Is there a difference between French Country decor and French Provincial decor or even Country French decorating? Let’s take a look.
In the past, the general style of rural France was known as French Provincial – the name being associated with Provence, where rural life had remained relatively unchanged with its rustic textures, rich colors and almost primitive furnishings, all inspired by the beautiful country side. By association all of rural France was referred to as Provincial.
But there’s more to the French country side other than rural Provence. France is a huge country and further up north the summers are mild and the winters are cold, unlike the warm southern region of Provence.

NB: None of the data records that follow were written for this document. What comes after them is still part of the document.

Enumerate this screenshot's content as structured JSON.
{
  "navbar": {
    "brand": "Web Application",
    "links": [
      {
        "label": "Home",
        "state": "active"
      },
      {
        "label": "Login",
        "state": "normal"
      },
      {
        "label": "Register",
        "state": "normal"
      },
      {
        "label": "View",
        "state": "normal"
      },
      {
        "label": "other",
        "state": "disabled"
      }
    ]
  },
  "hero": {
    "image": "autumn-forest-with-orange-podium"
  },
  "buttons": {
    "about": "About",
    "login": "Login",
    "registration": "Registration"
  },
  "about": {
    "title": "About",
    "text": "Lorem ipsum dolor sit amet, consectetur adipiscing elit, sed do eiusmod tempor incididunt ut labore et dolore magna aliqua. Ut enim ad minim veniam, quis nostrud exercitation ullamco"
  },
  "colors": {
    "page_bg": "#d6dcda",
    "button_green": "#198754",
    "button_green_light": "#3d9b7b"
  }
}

The landscape and play of natural light is also vastly different between north and south (and east and west). Traveling northwards you will find paler colors echoing the northern skies, in total contrast to the strong and vibrant colors of the sunny south. These natural differences influence color and style between the regions. Furthermore, historical and regional influences vary throughout the country.

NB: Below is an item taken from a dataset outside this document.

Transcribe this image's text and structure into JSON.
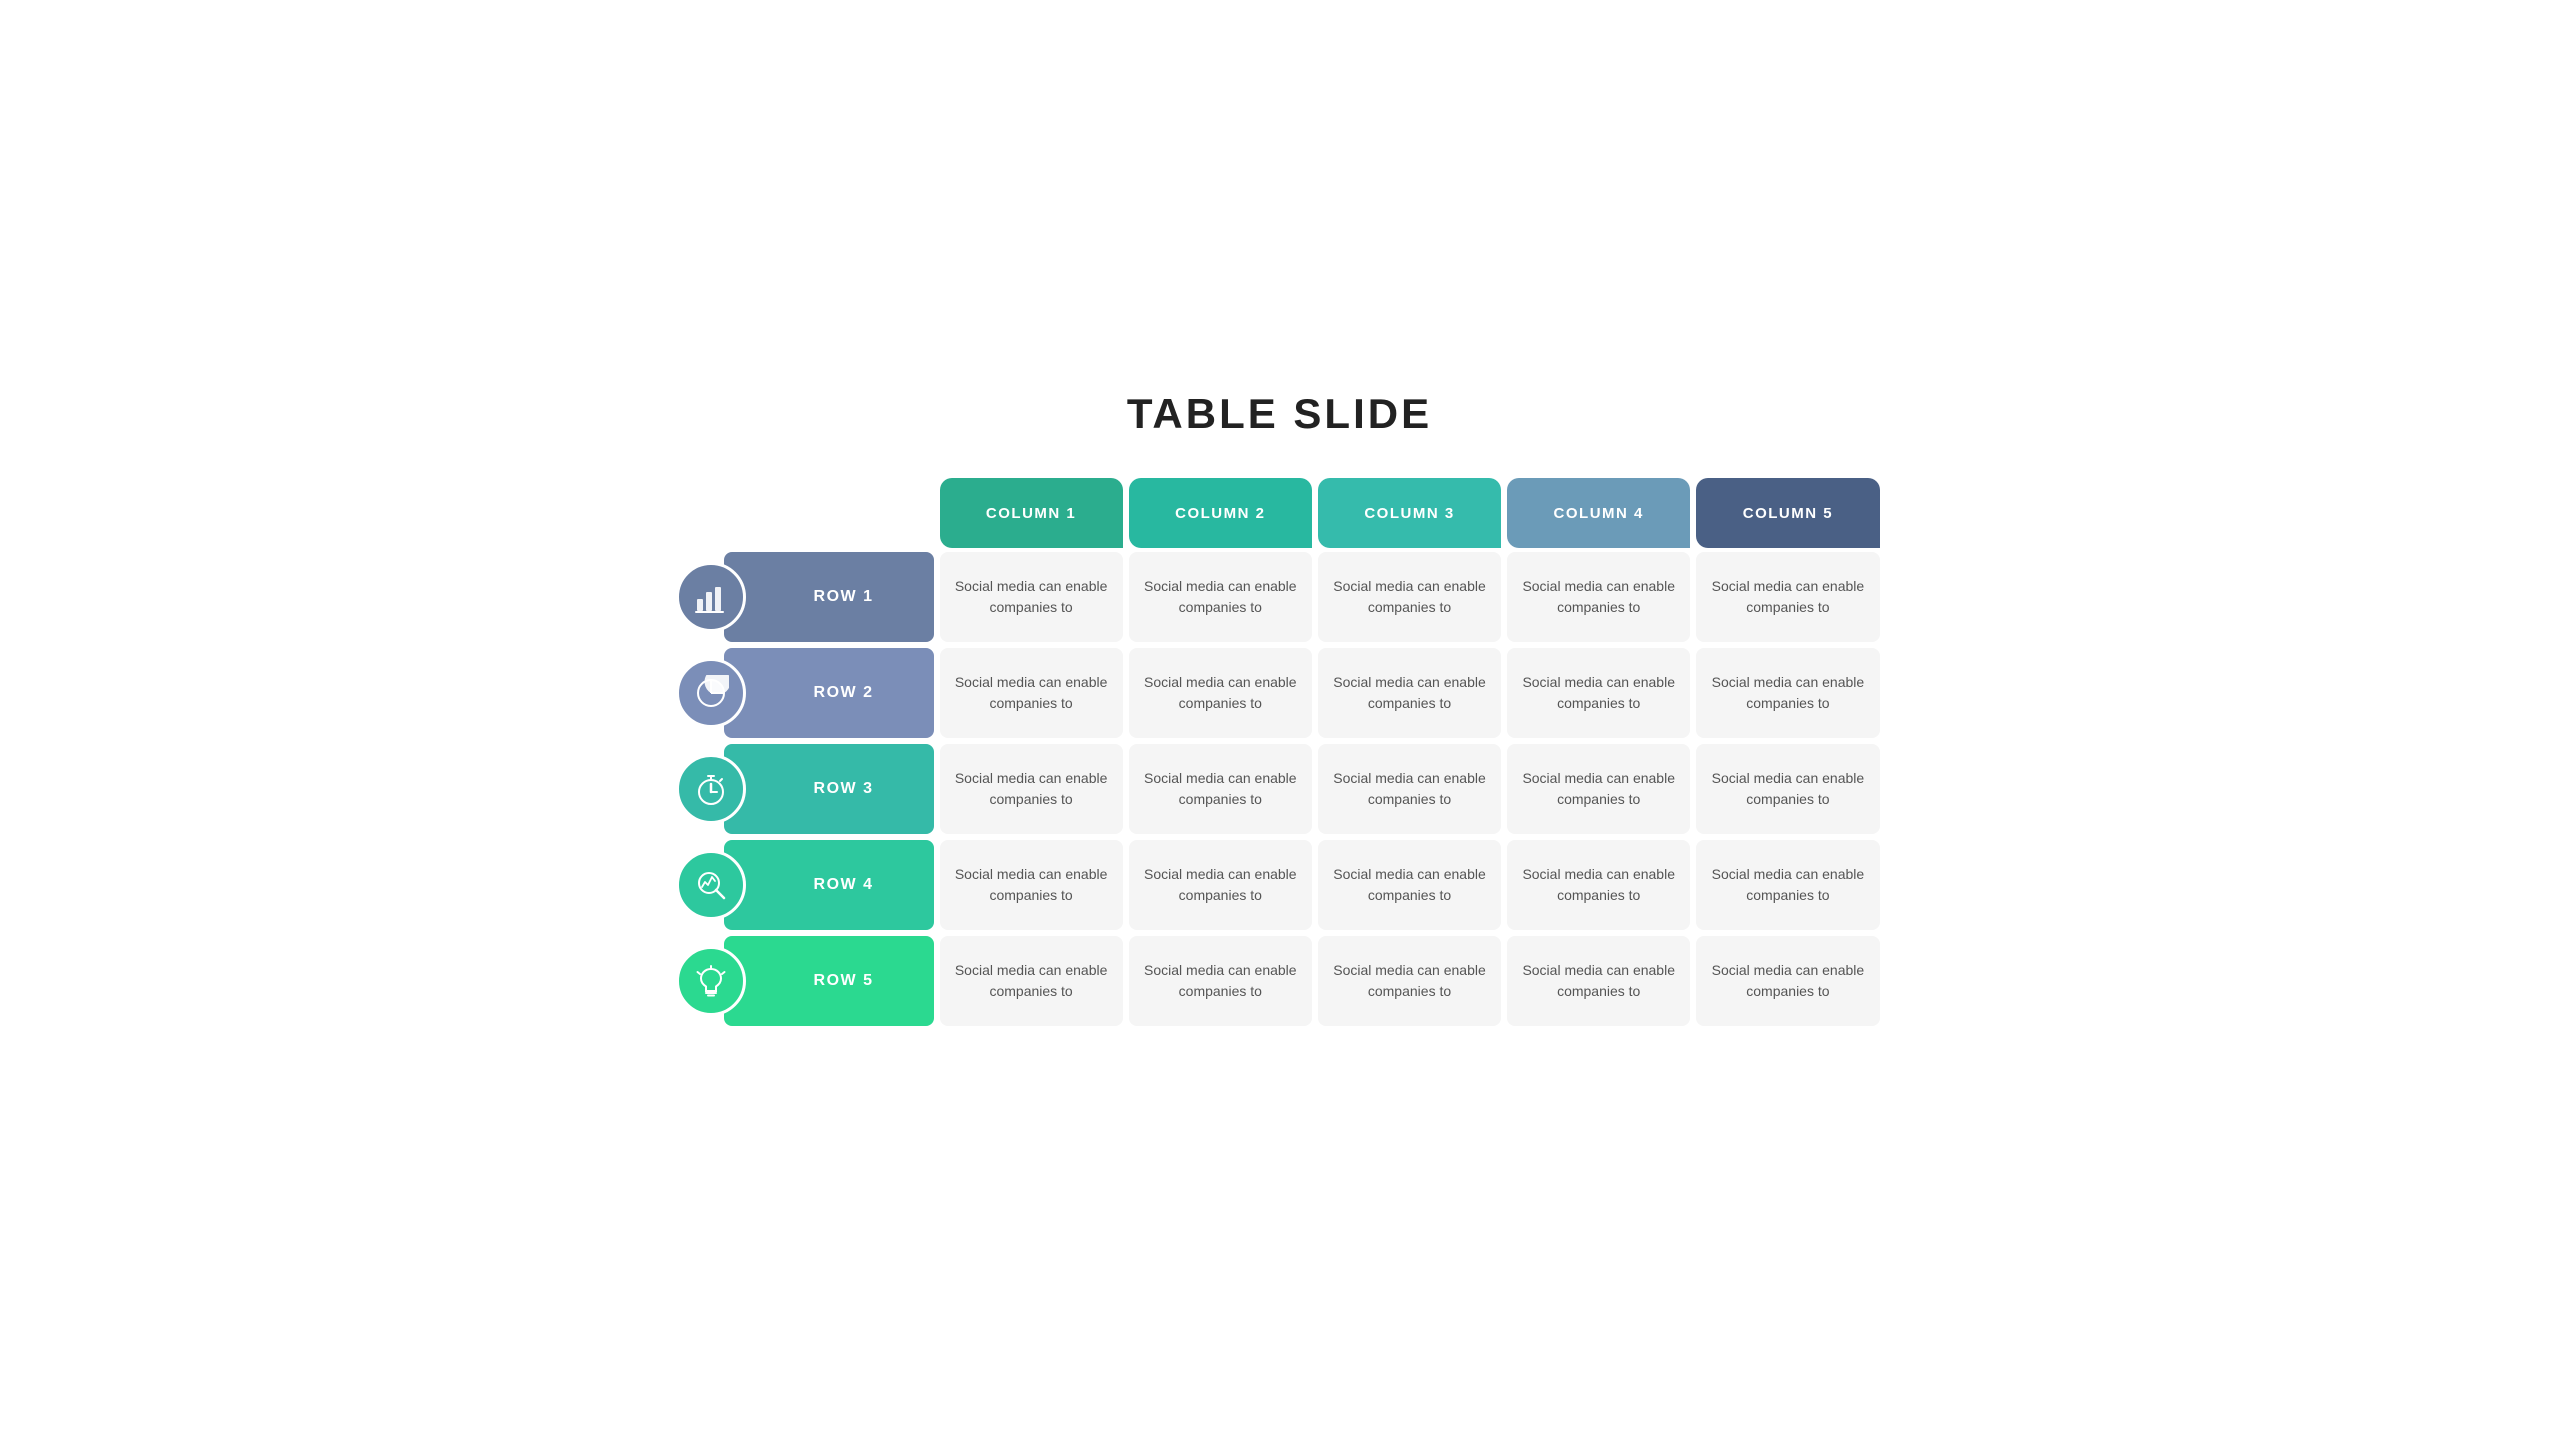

Besides regional influences, country society too had its influence – ranking homes as either a manor, gentleman’s home or middle class home, with the status of these homes being way above the simple farmhouse or cottage. A manor could belong to an aspiring merchant, or perhaps be an owner’s country retreat away from the city.
It was only natural that Chateau style living would filter down to these homes. Here the basic furniture of the peasant farmer would meet the refined embellishments of the chateau; therefore the interior of these country homes would be quite different to the interior of a working farmhouse nearby.
French Country refers to the style and colors of all France’s rural regions, from vibrant and sunny Provence in the south, to calm and cool Nord-Pas-de-Calais in the north. From country manor to farm cottage. A casual style with a subtle crossover – where the beauty and simplicity of rustic France meets the refined living of the French chateau.
Even though regions differ in style, color and texture, all have the same traditional values uniting them as one. It is not only a style but a lifestyle. Here are a few examples:
- Love and respect for time honored traditions and craftsmanship
- Genuine love of the countryside and its natural materials
- Re-inventing instead of discarding
- Sophisticated simplicity
- Harmony, scale and balance
In conclusion, today the name French Country is a ‘catch all’ decor term for all the rural regions of France, incorporating both the rustic farm and the more refined manor style – including the term French Provincial or Country French.
Eileen Eales [http://www.french-country-decor-guide.com]
Capture the spirit of French Country in your home through discovering the components that make up the elements of French Country Decor [http://www.french-country-decor-guide.com/french-country-decor.html]